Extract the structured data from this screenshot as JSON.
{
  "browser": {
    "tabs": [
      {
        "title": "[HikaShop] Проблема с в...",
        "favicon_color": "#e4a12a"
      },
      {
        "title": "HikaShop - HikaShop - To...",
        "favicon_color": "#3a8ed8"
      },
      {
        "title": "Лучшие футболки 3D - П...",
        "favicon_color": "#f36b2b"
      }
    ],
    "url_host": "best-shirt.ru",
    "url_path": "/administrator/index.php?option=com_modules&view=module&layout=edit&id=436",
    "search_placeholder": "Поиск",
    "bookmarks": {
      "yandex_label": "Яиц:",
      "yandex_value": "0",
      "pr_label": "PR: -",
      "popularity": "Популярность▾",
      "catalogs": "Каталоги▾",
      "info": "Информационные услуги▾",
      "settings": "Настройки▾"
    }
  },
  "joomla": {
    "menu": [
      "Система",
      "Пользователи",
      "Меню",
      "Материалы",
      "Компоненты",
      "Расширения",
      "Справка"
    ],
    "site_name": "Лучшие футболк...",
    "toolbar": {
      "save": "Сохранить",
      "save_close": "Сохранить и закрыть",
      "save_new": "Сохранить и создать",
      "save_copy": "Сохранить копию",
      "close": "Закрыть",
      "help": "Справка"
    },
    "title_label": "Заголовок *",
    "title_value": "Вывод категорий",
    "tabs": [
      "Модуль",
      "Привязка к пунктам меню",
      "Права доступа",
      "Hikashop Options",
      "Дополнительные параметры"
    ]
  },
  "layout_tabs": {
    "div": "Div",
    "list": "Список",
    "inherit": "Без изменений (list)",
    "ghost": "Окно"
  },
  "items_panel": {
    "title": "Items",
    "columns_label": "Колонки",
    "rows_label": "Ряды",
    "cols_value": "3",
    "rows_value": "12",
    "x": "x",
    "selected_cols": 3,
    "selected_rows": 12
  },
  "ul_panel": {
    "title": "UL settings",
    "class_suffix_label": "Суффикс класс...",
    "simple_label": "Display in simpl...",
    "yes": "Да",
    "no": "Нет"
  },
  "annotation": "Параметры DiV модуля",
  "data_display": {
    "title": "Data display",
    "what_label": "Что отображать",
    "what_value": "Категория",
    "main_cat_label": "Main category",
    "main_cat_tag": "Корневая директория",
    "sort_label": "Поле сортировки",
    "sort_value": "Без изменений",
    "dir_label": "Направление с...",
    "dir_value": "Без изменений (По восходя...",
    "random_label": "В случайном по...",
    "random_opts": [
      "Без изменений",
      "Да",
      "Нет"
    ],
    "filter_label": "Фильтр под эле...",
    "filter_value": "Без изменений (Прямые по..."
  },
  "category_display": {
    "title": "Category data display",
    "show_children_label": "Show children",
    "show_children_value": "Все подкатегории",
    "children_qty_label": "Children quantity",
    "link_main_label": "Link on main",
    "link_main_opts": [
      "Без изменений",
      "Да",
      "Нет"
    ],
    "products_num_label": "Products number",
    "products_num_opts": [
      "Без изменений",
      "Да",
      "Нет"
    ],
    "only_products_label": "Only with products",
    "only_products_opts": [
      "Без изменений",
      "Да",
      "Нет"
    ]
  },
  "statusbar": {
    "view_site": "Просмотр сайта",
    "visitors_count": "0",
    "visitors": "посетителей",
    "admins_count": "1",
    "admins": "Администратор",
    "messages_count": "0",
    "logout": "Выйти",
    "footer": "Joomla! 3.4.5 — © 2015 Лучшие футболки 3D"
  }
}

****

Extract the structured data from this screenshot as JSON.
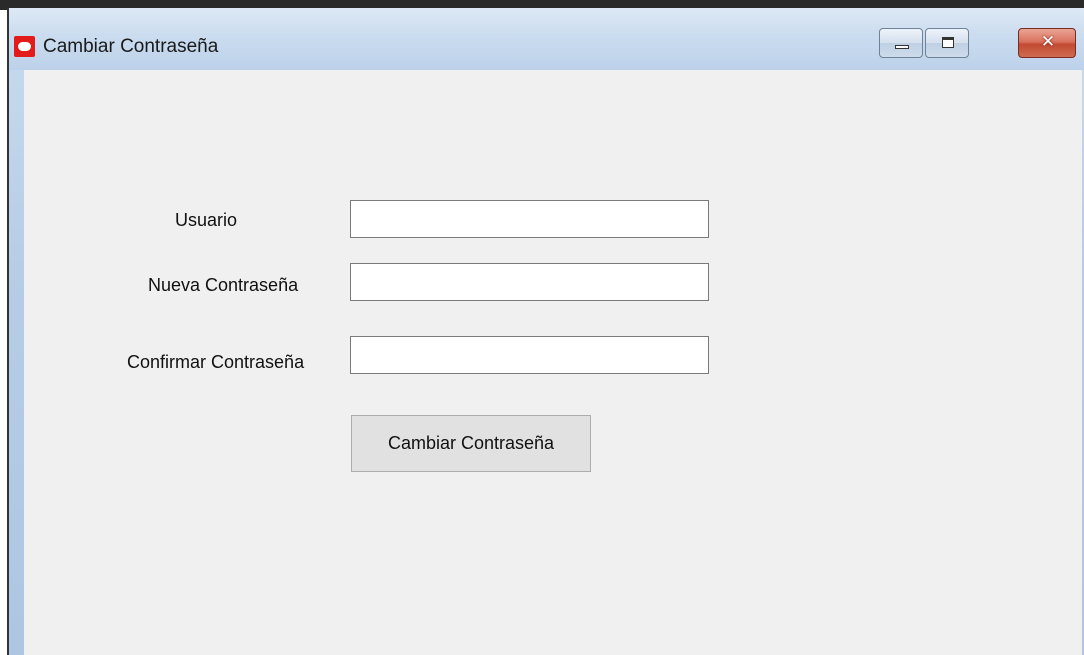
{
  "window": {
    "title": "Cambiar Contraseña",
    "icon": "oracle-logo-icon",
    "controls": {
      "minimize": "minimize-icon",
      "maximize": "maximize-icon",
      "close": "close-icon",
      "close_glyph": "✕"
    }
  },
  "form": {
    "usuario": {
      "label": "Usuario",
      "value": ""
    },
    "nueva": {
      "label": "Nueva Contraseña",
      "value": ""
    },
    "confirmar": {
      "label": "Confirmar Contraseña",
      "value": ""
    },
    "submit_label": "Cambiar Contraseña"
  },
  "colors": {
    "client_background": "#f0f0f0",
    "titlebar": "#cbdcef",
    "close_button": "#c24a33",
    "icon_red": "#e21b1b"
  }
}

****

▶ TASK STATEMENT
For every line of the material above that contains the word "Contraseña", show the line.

▶ EXERCISE RESPONSE
    "title": "Cambiar Contraseña",
      "label": "Nueva Contraseña",
      "label": "Confirmar Contraseña",
    "submit_label": "Cambiar Contraseña"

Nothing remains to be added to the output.